(Provided material Opens)

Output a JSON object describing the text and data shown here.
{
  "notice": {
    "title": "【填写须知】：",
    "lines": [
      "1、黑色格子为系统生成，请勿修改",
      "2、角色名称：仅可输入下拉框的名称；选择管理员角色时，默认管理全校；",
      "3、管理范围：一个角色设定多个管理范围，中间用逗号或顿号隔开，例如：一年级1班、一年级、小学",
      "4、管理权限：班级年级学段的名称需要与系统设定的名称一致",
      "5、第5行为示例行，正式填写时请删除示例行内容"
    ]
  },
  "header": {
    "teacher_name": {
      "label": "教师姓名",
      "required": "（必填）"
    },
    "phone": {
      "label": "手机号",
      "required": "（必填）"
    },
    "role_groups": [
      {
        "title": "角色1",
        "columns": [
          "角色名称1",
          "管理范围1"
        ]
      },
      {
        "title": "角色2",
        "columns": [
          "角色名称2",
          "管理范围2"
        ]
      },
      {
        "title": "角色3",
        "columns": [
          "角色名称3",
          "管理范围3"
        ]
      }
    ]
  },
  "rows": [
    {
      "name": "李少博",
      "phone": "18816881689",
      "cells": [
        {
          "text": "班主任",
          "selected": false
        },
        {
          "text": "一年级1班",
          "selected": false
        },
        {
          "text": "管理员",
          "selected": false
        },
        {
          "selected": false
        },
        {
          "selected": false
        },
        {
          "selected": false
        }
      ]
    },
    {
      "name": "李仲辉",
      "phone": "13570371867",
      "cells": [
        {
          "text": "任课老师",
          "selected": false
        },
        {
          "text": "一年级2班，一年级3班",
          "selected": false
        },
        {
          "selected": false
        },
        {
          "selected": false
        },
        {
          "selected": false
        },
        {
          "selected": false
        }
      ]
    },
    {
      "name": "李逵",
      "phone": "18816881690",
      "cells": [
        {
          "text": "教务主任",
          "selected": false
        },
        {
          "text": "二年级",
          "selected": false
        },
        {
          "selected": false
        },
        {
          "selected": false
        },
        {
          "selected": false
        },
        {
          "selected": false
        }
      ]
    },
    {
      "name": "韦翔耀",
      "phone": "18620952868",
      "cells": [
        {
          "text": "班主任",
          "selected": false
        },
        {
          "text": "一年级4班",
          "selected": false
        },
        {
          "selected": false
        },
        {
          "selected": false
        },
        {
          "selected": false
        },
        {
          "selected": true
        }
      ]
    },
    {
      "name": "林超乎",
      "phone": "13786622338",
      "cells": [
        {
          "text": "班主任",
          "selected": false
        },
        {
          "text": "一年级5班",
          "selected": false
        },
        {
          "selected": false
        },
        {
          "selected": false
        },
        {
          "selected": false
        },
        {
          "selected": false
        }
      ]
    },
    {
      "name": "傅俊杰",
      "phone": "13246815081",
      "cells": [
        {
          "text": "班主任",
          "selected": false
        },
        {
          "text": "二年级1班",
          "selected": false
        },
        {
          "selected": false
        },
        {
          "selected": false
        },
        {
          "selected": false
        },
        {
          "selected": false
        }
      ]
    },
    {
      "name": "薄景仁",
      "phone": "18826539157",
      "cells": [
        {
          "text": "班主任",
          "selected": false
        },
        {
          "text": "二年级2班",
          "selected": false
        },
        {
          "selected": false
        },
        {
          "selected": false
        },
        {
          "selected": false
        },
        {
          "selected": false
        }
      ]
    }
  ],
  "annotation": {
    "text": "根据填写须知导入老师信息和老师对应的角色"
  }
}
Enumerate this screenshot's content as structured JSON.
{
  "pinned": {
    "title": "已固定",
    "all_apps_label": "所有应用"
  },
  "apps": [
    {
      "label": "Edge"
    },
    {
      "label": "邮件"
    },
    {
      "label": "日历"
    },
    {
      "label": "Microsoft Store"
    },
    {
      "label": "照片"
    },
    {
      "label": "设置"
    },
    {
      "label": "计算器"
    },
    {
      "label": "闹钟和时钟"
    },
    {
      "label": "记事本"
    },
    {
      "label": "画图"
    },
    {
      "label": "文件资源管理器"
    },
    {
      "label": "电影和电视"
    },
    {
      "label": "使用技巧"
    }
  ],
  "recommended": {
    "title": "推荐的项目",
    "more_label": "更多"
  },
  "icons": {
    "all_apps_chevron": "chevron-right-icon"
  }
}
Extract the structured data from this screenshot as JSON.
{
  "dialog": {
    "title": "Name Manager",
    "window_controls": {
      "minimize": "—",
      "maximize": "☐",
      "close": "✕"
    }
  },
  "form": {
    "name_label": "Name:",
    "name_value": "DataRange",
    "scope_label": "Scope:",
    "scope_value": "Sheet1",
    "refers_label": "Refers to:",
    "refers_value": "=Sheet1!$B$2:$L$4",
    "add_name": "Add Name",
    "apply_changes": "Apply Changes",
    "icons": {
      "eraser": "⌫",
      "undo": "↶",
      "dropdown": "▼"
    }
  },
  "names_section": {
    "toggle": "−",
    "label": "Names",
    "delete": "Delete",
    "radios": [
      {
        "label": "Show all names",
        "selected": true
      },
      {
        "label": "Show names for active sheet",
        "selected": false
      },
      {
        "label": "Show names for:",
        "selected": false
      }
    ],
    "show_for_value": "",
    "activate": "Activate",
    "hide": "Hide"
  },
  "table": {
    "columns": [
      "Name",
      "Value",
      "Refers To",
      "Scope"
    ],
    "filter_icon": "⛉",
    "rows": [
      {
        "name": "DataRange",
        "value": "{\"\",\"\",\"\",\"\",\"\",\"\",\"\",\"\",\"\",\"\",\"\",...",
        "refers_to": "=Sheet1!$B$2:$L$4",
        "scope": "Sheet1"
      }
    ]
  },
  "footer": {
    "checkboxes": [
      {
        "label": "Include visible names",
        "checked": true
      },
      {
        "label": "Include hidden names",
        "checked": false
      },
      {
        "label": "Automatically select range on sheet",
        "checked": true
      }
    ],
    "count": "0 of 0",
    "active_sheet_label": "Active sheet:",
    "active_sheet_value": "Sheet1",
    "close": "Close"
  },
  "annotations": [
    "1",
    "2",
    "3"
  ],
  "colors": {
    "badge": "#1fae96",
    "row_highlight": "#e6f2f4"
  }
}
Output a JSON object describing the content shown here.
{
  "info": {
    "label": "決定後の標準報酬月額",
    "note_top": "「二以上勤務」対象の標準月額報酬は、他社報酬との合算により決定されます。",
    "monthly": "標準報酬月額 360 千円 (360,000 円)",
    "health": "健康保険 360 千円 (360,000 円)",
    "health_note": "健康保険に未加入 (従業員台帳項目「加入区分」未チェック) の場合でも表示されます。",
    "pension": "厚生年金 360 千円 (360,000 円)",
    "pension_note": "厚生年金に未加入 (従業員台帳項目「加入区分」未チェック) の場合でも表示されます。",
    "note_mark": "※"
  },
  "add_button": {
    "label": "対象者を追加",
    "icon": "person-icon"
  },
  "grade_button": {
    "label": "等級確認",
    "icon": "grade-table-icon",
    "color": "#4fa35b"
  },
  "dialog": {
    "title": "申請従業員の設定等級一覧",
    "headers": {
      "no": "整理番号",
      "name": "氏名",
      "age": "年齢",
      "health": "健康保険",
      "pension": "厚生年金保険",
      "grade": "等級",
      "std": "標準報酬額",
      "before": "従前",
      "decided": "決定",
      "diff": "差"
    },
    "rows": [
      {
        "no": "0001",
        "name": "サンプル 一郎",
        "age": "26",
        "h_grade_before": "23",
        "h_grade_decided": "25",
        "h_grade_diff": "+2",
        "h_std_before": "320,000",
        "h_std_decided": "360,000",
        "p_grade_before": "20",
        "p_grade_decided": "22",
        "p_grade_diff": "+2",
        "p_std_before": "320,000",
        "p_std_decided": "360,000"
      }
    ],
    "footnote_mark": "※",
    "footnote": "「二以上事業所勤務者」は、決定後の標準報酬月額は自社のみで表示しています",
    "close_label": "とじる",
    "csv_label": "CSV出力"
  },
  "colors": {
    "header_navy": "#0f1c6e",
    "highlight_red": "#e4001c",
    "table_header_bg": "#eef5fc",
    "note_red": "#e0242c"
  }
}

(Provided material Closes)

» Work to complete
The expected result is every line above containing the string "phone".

» Written answer
    "phone": {
      "phone": "18816881689",
      "phone": "13570371867",
      "phone": "18816881690",
      "phone": "18620952868",
      "phone": "13786622338",
      "phone": "13246815081",
      "phone": "18826539157",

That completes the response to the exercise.